Second, he outlined how he conducted a top-to-bottom review of the state's insurance division, which employs more than 1,000 people, and downsized his budget by 15 percent.

"As governor, I will do the same with all state government," he said.

Poizner also stressed his economic recovery plan, which consists of a 10 percent cut in sales and personal income taxes, a 50 percent reduction in capital gains taxes, and a 10 percent slice out of state spending. Cutting taxes, he said, will spur job growth, expand the tax base and put the state back on solid financial footing.

Poizner was at his best when he fielded audience questions from moderator and Oakland Tribune political and legal affairs writer Josh Richman:

  • On Gov. Arnold Schwarzenegger: "People don't often confuse me with Arnold ... but I have a black belt in karate.

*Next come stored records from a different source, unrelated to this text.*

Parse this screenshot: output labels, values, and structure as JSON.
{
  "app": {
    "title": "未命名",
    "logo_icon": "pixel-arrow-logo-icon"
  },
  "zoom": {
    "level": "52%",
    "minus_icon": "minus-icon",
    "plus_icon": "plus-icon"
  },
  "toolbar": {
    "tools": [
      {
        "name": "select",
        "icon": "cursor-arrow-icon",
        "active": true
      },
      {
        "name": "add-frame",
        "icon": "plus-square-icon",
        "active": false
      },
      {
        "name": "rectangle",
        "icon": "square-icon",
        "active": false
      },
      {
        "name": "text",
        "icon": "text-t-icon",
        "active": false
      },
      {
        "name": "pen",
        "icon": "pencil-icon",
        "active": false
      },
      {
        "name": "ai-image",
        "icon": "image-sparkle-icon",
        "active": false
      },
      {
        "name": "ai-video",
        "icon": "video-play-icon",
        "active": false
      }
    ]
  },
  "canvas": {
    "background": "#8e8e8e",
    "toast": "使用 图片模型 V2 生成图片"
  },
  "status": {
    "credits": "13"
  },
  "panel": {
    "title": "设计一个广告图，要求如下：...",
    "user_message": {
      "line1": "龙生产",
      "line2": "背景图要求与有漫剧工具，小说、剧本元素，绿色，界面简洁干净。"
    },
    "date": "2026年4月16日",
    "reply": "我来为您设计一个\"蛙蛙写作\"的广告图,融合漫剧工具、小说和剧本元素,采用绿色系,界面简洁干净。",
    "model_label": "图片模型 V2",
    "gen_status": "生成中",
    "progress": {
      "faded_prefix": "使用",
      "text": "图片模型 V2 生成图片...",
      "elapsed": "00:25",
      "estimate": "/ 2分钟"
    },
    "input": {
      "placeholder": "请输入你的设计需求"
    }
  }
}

I could take him."

  • On a part-time Legislature: "I would make it a no-time legislature if I could."

  • On illegal aliens: He supports the eventual elimination of all taxpayer subsidies for illegal immigrants, including medical care and education, arguing that individuals would stop coming if these services were unavailable. "We are a very caring people ... but we are out of cash and our health and education systems are overwhelmed. We have no choice."

  • On partisanship: "I am not some partisan warrior. ... What I am really after is to be everyone's governor."

  • On the tea party movement: "I like it."

  • On maneuvering around a Democratic-controlled Legislature: "If the Legislature blocks all my reforms, we will have no choice but to go to the people through the initiative process."

  • On offshore oil drilling: He supports drilling from existing platforms off the California coastline with the use of new, more environmentally sensitive technology.

  • On a proposed oil tax to pay for higher education: He opposes it. "Oil companies are not skating away and not paying their fair share. They are."

  • On the state water shortage: He called it a man-made crisis and said he would fight all the way to the Supreme Court in a bid to seize state control over water decisions, including a federal judge's order to shut off Delta pumps to protect fish.

  • On the public employee union: Poizner said unions have become too powerful. He supports an initiative that would require unions to obtain permission from every member to use dues money to pay for political activities.

    Lisa Vorderbrueggen covers politics. Contact her at 925-945-4773 or www.ibabuzz.com/politics.